Cycling Central Park and the Brooklyn and Manhattan Bridges – these were both guided tours giving great insights of the city. Never thought I would be a fan of guided tours but you get such great stories and information from the guides. 

Refinery Hotel rooftop bar – the Empire State Building so close you could almost reach out and touch it.

Street food and tiny bagel shops (shades of the Seinfeld ‘Soup Nazi’ episode at one of them). 

Blues-influenced Jazz at the Rum House and then a sublime jazz quartet in our hotel lobby bar. 

The indescribable wonder of seeing iconic paintings by Van Gogh, Picasso, Dali and so many others at MoMA.

Book of Mormon on Broadway. A whole new level of professionalism and passion from the performers. Watching this knowing that all around us countless other shows were simultaneously playing.

Times Square at night – so cliched but so exciting. 

Empire State Building during the day and Rockefeller Centre at night. Facing my vertigo head-on and winning! 

Ground Zero and the somber and profoundly moving 9/11 museum. 

We decided that it would be very hard to live in New York but we will definitely try to return. The song says ‘I left my heart in San Fransciso’ – I think I left a part of mine in New York

Three weeks to go!

It is now just under three weeks to the biggest overseas adventure Wayne and I have ever done.

It is customary in NZ as I’m sure it is in many other countries to embark on an OE between finishing university and starting life as a working adult.
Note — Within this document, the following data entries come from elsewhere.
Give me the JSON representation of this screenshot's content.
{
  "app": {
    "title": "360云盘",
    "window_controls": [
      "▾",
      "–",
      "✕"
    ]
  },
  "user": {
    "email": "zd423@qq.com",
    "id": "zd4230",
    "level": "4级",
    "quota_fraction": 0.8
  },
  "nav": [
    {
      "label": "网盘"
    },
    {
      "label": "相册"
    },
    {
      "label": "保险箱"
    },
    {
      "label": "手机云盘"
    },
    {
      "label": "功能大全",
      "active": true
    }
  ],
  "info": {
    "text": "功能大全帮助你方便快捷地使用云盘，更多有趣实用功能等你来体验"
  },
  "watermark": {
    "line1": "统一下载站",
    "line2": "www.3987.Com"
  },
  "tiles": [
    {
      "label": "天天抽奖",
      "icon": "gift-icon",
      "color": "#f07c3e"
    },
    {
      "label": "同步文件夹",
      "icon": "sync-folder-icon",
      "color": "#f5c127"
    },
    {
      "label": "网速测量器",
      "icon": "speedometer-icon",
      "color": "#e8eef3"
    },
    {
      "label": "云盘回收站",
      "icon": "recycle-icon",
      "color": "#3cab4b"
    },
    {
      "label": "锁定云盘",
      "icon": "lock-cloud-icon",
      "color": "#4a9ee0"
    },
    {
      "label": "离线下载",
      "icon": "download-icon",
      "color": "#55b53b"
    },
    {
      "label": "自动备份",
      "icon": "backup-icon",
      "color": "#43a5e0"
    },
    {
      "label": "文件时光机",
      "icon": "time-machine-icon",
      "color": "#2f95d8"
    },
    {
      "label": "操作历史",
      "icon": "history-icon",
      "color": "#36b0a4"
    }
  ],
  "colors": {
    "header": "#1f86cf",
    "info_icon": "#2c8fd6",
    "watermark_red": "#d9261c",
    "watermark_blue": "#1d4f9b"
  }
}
We  instead married and had our first child in this period so this was not our reality. Ending up with five children meant that overseas travel has been  a scarce opportunity and if we have managed to get on a plane it has usually involved child-friendly island resorts and theme parks.

Our nest now empty with Christian moving to the UK last year to study has changed all that. We travelled with him last year to settle him in, got the travel bug (finally) and this year have committed to 8 weeks away in several countries. Planning to catch up with him on his internship in San Francisco, visiting New York, a small tour of Italy and then a bed and breakfast journey through England, Wales and Ireland before hanging with the boy as he starts his second year at Cambridge. We finish with a week in London before coming home.

Sounds crazy to me that we get to do this! We have never done anything like this before. Months of planning and dreaming – finding interesting places to stay, things to do and see. Our trip itinerary is nearly complete. And one advantage of doing this when you are older is that I haven’t had to book a single hostel or dodgy backpackers’!

I am not without trepidation – the world outside of New Zealand seems uncertain and in some places unsafe. But I look at our son stepping out to new terrain with optimism and faith and I want to be there too. Just the process of planning our trip has broadened my understanding of how interconnected we all are.

According to my long-suffering husband we can’t start packing for at least another week – not long before I can get my suitcase down from the attic and start filling it!